── Raw data

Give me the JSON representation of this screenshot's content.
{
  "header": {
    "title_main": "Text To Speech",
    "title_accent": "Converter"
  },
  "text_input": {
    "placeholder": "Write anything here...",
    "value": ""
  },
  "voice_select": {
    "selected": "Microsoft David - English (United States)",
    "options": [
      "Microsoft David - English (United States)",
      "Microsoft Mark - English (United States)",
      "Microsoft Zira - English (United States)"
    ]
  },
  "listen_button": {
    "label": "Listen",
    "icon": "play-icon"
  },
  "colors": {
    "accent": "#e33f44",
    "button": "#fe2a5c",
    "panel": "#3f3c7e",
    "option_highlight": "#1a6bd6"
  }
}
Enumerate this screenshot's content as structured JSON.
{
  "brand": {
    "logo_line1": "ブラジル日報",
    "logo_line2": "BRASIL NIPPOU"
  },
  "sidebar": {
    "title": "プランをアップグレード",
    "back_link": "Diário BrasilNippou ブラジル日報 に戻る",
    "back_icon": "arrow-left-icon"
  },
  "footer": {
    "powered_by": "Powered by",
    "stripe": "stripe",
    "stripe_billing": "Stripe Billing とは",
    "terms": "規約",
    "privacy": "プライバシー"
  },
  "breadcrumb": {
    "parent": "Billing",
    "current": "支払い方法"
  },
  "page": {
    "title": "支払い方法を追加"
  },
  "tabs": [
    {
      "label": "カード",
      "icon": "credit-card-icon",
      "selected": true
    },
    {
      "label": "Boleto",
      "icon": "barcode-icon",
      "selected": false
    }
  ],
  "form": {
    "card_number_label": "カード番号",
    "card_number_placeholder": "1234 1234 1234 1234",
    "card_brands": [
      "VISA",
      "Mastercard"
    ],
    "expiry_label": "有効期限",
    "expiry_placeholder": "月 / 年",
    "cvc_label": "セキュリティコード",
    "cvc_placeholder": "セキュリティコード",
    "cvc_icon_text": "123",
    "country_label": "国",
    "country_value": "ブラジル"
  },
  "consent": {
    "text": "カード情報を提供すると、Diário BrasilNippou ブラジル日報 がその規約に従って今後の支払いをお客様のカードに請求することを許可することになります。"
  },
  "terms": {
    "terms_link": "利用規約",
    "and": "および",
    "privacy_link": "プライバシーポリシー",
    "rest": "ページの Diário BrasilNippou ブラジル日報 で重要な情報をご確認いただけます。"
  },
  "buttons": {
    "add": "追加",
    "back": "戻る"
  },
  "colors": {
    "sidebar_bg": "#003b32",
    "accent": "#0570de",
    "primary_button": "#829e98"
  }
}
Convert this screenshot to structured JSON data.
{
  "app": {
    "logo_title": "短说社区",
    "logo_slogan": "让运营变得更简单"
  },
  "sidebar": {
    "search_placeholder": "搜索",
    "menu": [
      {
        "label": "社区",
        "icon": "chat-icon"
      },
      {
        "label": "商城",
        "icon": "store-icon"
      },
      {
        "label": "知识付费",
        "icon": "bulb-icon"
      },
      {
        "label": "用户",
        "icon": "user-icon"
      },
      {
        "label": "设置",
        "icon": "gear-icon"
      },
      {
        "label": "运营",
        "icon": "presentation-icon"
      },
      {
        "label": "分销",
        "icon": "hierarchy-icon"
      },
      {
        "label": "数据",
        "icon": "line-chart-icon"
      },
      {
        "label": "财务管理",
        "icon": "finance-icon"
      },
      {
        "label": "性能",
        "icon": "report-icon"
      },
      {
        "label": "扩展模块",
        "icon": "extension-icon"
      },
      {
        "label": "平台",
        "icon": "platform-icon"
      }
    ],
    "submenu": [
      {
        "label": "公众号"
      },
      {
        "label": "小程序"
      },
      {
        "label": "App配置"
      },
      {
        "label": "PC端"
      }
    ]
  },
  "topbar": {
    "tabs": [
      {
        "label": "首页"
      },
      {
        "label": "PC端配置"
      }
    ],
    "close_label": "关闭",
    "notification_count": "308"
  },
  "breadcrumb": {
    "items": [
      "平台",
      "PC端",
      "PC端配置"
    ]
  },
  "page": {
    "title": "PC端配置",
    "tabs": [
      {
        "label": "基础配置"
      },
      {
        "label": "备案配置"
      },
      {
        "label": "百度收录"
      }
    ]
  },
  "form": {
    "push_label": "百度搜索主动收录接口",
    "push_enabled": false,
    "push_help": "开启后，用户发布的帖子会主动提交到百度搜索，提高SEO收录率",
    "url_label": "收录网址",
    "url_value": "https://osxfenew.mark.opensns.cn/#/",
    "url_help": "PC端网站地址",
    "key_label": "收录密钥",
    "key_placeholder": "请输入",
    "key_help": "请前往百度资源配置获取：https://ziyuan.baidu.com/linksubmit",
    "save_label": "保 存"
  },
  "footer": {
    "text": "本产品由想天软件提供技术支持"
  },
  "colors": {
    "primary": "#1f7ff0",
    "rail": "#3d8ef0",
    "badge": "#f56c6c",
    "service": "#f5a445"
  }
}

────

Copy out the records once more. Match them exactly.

Written response
Give me the JSON representation of this screenshot's content.
{
  "header": {
    "title_main": "Text To Speech",
    "title_accent": "Converter"
  },
  "text_input": {
    "placeholder": "Write anything here...",
    "value": ""
  },
  "voice_select": {
    "selected": "Microsoft David - English (United States)",
    "options": [
      "Microsoft David - English (United States)",
      "Microsoft Mark - English (United States)",
      "Microsoft Zira - English (United States)"
    ]
  },
  "listen_button": {
    "label": "Listen",
    "icon": "play-icon"
  },
  "colors": {
    "accent": "#e33f44",
    "button": "#fe2a5c",
    "panel": "#3f3c7e",
    "option_highlight": "#1a6bd6"
  }
}
Enumerate this screenshot's content as structured JSON.
{
  "brand": {
    "logo_line1": "ブラジル日報",
    "logo_line2": "BRASIL NIPPOU"
  },
  "sidebar": {
    "title": "プランをアップグレード",
    "back_link": "Diário BrasilNippou ブラジル日報 に戻る",
    "back_icon": "arrow-left-icon"
  },
  "footer": {
    "powered_by": "Powered by",
    "stripe": "stripe",
    "stripe_billing": "Stripe Billing とは",
    "terms": "規約",
    "privacy": "プライバシー"
  },
  "breadcrumb": {
    "parent": "Billing",
    "current": "支払い方法"
  },
  "page": {
    "title": "支払い方法を追加"
  },
  "tabs": [
    {
      "label": "カード",
      "icon": "credit-card-icon",
      "selected": true
    },
    {
      "label": "Boleto",
      "icon": "barcode-icon",
      "selected": false
    }
  ],
  "form": {
    "card_number_label": "カード番号",
    "card_number_placeholder": "1234 1234 1234 1234",
    "card_brands": [
      "VISA",
      "Mastercard"
    ],
    "expiry_label": "有効期限",
    "expiry_placeholder": "月 / 年",
    "cvc_label": "セキュリティコード",
    "cvc_placeholder": "セキュリティコード",
    "cvc_icon_text": "123",
    "country_label": "国",
    "country_value": "ブラジル"
  },
  "consent": {
    "text": "カード情報を提供すると、Diário BrasilNippou ブラジル日報 がその規約に従って今後の支払いをお客様のカードに請求することを許可することになります。"
  },
  "terms": {
    "terms_link": "利用規約",
    "and": "および",
    "privacy_link": "プライバシーポリシー",
    "rest": "ページの Diário BrasilNippou ブラジル日報 で重要な情報をご確認いただけます。"
  },
  "buttons": {
    "add": "追加",
    "back": "戻る"
  },
  "colors": {
    "sidebar_bg": "#003b32",
    "accent": "#0570de",
    "primary_button": "#829e98"
  }
}
Convert this screenshot to structured JSON data.
{
  "app": {
    "logo_title": "短说社区",
    "logo_slogan": "让运营变得更简单"
  },
  "sidebar": {
    "search_placeholder": "搜索",
    "menu": [
      {
        "label": "社区",
        "icon": "chat-icon"
      },
      {
        "label": "商城",
        "icon": "store-icon"
      },
      {
        "label": "知识付费",
        "icon": "bulb-icon"
      },
      {
        "label": "用户",
        "icon": "user-icon"
      },
      {
        "label": "设置",
        "icon": "gear-icon"
      },
      {
        "label": "运营",
        "icon": "presentation-icon"
      },
      {
        "label": "分销",
        "icon": "hierarchy-icon"
      },
      {
        "label": "数据",
        "icon": "line-chart-icon"
      },
      {
        "label": "财务管理",
        "icon": "finance-icon"
      },
      {
        "label": "性能",
        "icon": "report-icon"
      },
      {
        "label": "扩展模块",
        "icon": "extension-icon"
      },
      {
        "label": "平台",
        "icon": "platform-icon"
      }
    ],
    "submenu": [
      {
        "label": "公众号"
      },
      {
        "label": "小程序"
      },
      {
        "label": "App配置"
      },
      {
        "label": "PC端"
      }
    ]
  },
  "topbar": {
    "tabs": [
      {
        "label": "首页"
      },
      {
        "label": "PC端配置"
      }
    ],
    "close_label": "关闭",
    "notification_count": "308"
  },
  "breadcrumb": {
    "items": [
      "平台",
      "PC端",
      "PC端配置"
    ]
  },
  "page": {
    "title": "PC端配置",
    "tabs": [
      {
        "label": "基础配置"
      },
      {
        "label": "备案配置"
      },
      {
        "label": "百度收录"
      }
    ]
  },
  "form": {
    "push_label": "百度搜索主动收录接口",
    "push_enabled": false,
    "push_help": "开启后，用户发布的帖子会主动提交到百度搜索，提高SEO收录率",
    "url_label": "收录网址",
    "url_value": "https://osxfenew.mark.opensns.cn/#/",
    "url_help": "PC端网站地址",
    "key_label": "收录密钥",
    "key_placeholder": "请输入",
    "key_help": "请前往百度资源配置获取：https://ziyuan.baidu.com/linksubmit",
    "save_label": "保 存"
  },
  "footer": {
    "text": "本产品由想天软件提供技术支持"
  },
  "colors": {
    "primary": "#1f7ff0",
    "rail": "#3d8ef0",
    "badge": "#f56c6c",
    "service": "#f5a445"
  }
}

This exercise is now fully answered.